Arches provides unlimited opportunities for kids to learn, starting at the visitor’s center where kids can pick up a Junior Ranger booklet and be sworn in as an honorary ranger – pin and all – upon completing the activities contained within its pages. Horses are allowed in the park with certain restrictions, and a variety of ranger-led programs

highlight areas within the nearly 120 square miles of majestic rock formations.

For more information on camping in Arches visit the park’s page here.


Located near Arches National Park, Canyonlands National Park is comprised of four districts encompassing stunning, primitive desert landscapes. And there’s no better way to get an up-close view of the canyons, mesas and buttes than from the saddle of your mountain bike while tackling the 100-mile White Rim Road at the Island in the Sky district.

Named for the White Rim sandstone of which it’s comprised, the trail loops around and below the Island mesa top, offering expansive views of Canyonlands’ stunning landscape.

While the full 100-mile ride – which starts and ends at the Island in the Sky Visitor Center – attracts hard-core mountain bikers, those of a more leisurely demeanor can take a 75-mile tour starting on the top of the Shafer Trail and ending at the top of Mineral Bottom Road, with a few overnights spent at the camping areas found along the trail.

Because of the extreme heat of the desert climate, most riders tackle the trail in the spring and fall, which can make securing the required overnight permits a bit tricky. It’s best to plan in advance, or go for a guided trip with an outfitter like Holiday River Expeditions. They’ll do most of the work for you in securing the required backcountry camping permits and using vehicles to carry camping gear, food, and water — but it’s up to you to do the pedaling.

Check out the Island in the Sky trails and roads via the National Park Service’s map here.


For Utah transplants who grew up on one of the coasts or along the Great Lakes, it’s easy to feel a bit landlocked in the Beehive State. A sailing adventure on the Great Salt Lake could be just what the doctor ordered, and it’s a great addition to the Utah bucket list.

Located just 16 miles from the city that bears its name, the Great Salt Lake is home to the 138-year-old Great Salt Lake Yacht Club, where it’s said you can find the “saltiest sailors on earth.” Based out of the Great Salt Lake State Marina, the club holds races on Wednesday nights throughout the summer, in addition to sunset sails.

Great Salt Lake private lessons or cruise charters can be arranged by calling Captain Jim Anderson of Sailing Solutions

. Those wanting to get even closer to the largest natural lake west of the Mississippi, contact the Great Salt Lake Rowing Association, which offers rowing lessons and is comprised of sculling enthusiasts.
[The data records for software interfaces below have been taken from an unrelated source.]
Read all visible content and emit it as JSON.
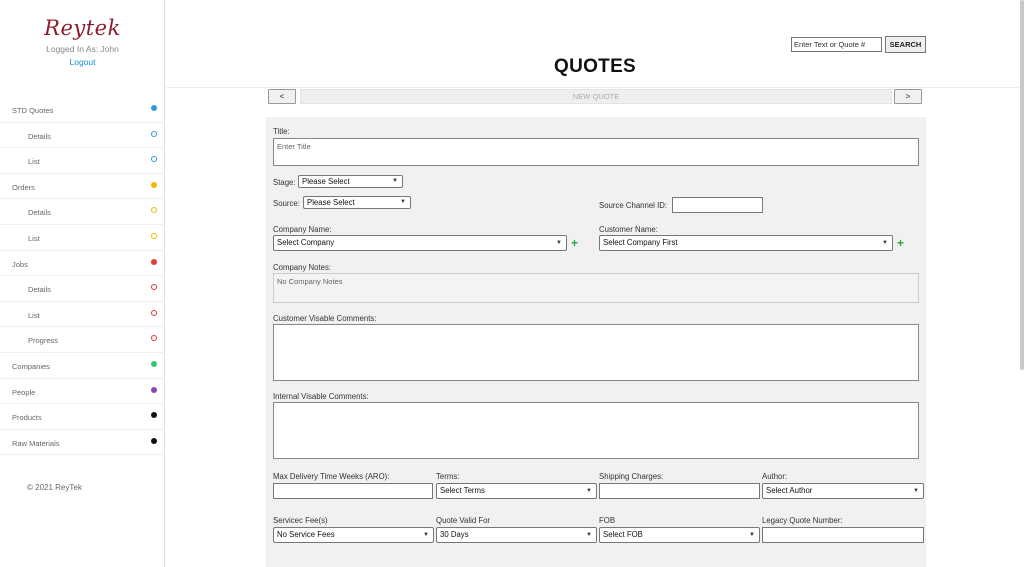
{
  "sidebar": {
    "logo": "Reytek",
    "logged_in": "Logged In As: John",
    "logout": "Logout",
    "items": [
      {
        "label": "STD Quotes",
        "sub": false,
        "color": "#3498db",
        "hollow": false
      },
      {
        "label": "Details",
        "sub": true,
        "color": "#3498db",
        "hollow": true
      },
      {
        "label": "List",
        "sub": true,
        "color": "#3498db",
        "hollow": true
      },
      {
        "label": "Orders",
        "sub": false,
        "color": "#f1b800",
        "hollow": false
      },
      {
        "label": "Details",
        "sub": true,
        "color": "#f1b800",
        "hollow": true
      },
      {
        "label": "List",
        "sub": true,
        "color": "#f1b800",
        "hollow": true
      },
      {
        "label": "Jobs",
        "sub": false,
        "color": "#e53935",
        "hollow": false
      },
      {
        "label": "Details",
        "sub": true,
        "color": "#e53935",
        "hollow": true
      },
      {
        "label": "List",
        "sub": true,
        "color": "#e53935",
        "hollow": true
      },
      {
        "label": "Progress",
        "sub": true,
        "color": "#e53935",
        "hollow": true
      },
      {
        "label": "Companies",
        "sub": false,
        "color": "#2ecc71",
        "hollow": false
      },
      {
        "label": "People",
        "sub": false,
        "color": "#8e44ad",
        "hollow": false
      },
      {
        "label": "Products",
        "sub": false,
        "color": "#111111",
        "hollow": false
      },
      {
        "label": "Raw Materials",
        "sub": false,
        "color": "#111111",
        "hollow": false
      }
    ],
    "copyright": "© 2021 ReyTek"
  },
  "header": {
    "search_placeholder": "Enter Text or Quote #",
    "search_button": "SEARCH",
    "title": "QUOTES"
  },
  "pager": {
    "prev": "<",
    "label": "NEW QUOTE",
    "next": ">"
  },
  "form": {
    "title_label": "Title:",
    "title_placeholder": "Enter Title",
    "stage_label": "Stage:",
    "stage_value": "Please Select",
    "source_label": "Source:",
    "source_value": "Please Select",
    "source_channel_label": "Source Channel ID:",
    "company_name_label": "Company Name:",
    "company_value": "Select Company",
    "customer_name_label": "Customer Name:",
    "customer_value": "Select Company First",
    "company_notes_label": "Company Notes:",
    "company_notes_placeholder": "No Company Notes",
    "customer_comments_label": "Customer Visable Comments:",
    "internal_comments_label": "Internal Visable Comments:",
    "max_delivery_label": "Max Delivery Time Weeks (ARO):",
    "terms_label": "Terms:",
    "terms_value": "Select Terms",
    "shipping_label": "Shipping Charges:",
    "author_label": "Author:",
    "author_value": "Select Author",
    "service_fee_label": "Servicec Fee(s)",
    "service_fee_value": "No Service Fees",
    "quote_valid_label": "Quote Valid For",
    "quote_valid_value": "30 Days",
    "fob_label": "FOB",
    "fob_value": "Select FOB",
    "legacy_label": "Legacy Quote Number:"
  }
}
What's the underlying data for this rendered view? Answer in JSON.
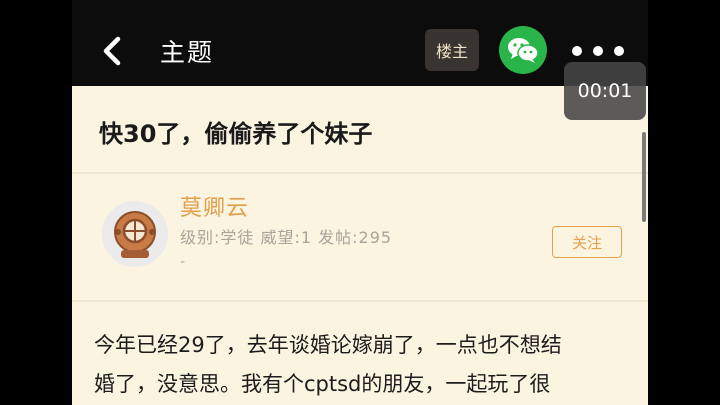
{
  "header": {
    "title": "主题",
    "owner_label": "楼主"
  },
  "timer": "00:01",
  "post": {
    "title": "快30了，偷偷养了个妹子",
    "author": {
      "name": "莫卿云",
      "meta": "级别:学徒 威望:1 发帖:295",
      "extra": "-",
      "follow_label": "关注"
    },
    "body_lines": [
      "今年已经29了，去年谈婚论嫁崩了，一点也不想结",
      "婚了，没意思。我有个cptsd的朋友，一起玩了很"
    ]
  },
  "colors": {
    "topbar": "#0c0c0c",
    "background": "#fbf4e1",
    "accent": "#e3a04c",
    "wechat": "#2ab54a"
  },
  "icons": {
    "back": "back-arrow-icon",
    "share": "wechat-icon",
    "more": "more-icon",
    "avatar": "diving-helmet-avatar"
  }
}
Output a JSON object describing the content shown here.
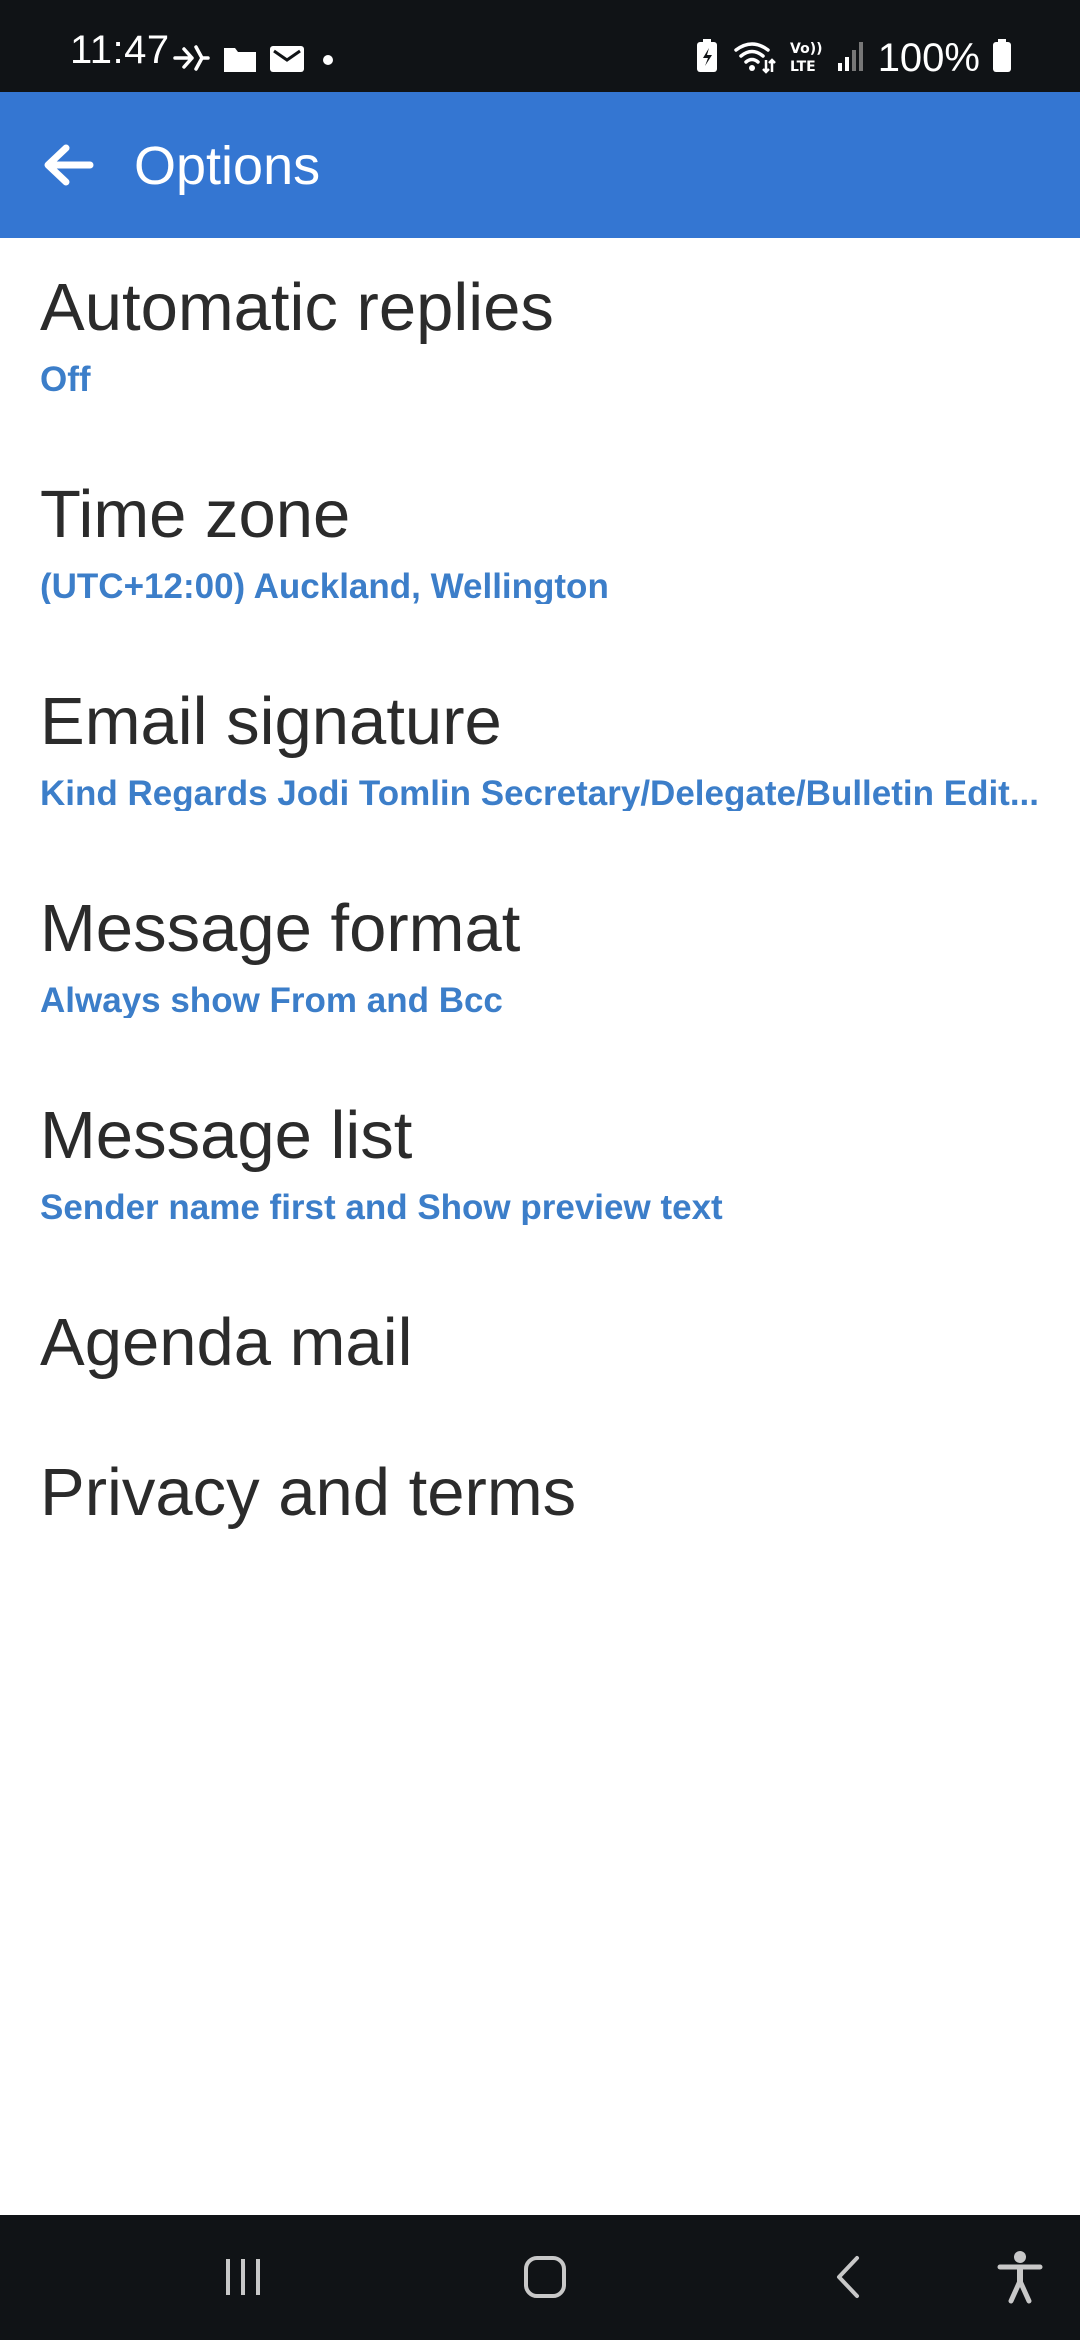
{
  "status_bar": {
    "time": "11:47",
    "battery": "100%",
    "left_icons": [
      "airplane-like-icon",
      "folder-icon",
      "mail-icon",
      "dot-icon"
    ],
    "right_icons": [
      "battery-saver-icon",
      "wifi-calling-icon",
      "volte-icon",
      "signal-icon",
      "battery-icon"
    ]
  },
  "app_bar": {
    "title": "Options",
    "back_icon": "arrow-left-icon",
    "color": "#3476d2"
  },
  "options": [
    {
      "title": "Automatic replies",
      "subtitle": "Off"
    },
    {
      "title": "Time zone",
      "subtitle": "(UTC+12:00) Auckland, Wellington"
    },
    {
      "title": "Email signature",
      "subtitle": "Kind Regards Jodi Tomlin Secretary/Delegate/Bulletin Edit..."
    },
    {
      "title": "Message format",
      "subtitle": "Always show From and Bcc"
    },
    {
      "title": "Message list",
      "subtitle": "Sender name first and Show preview text"
    },
    {
      "title": "Agenda mail"
    },
    {
      "title": "Privacy and terms"
    }
  ],
  "colors": {
    "accent": "#3476d2",
    "subtitle": "#3c7ec9",
    "title_text": "#2b2b2b",
    "system_bar": "#101316"
  },
  "nav_bar": {
    "icons": [
      "recent-apps-icon",
      "home-icon",
      "back-icon",
      "accessibility-icon"
    ]
  }
}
Celebrate Utah’s expansive Pacific Islander heritage by getting in touch with Hui Paoakalani of Utah’s first Hawaiian Outrigger Canoe Club, or go solo by renting a kayak, pedal boat or paddle board from Gonzo Boat Rentals.

Activities on the lake aren’t limited to boating. Swimming at the beach adjacent to the marina, bird watching (more than 257 species of birds can be found at some point during the year), and picnicking are other ways to pass the time.

Whether it’s flying off a ski jump, fishing for trout, camping and biking in the desert, or sailing on a majestic body of water, Utah provides something for everyone to check of their own bucket list. Putting down roots in Park City is a great way to create a home base for wherever your next adventure takes you.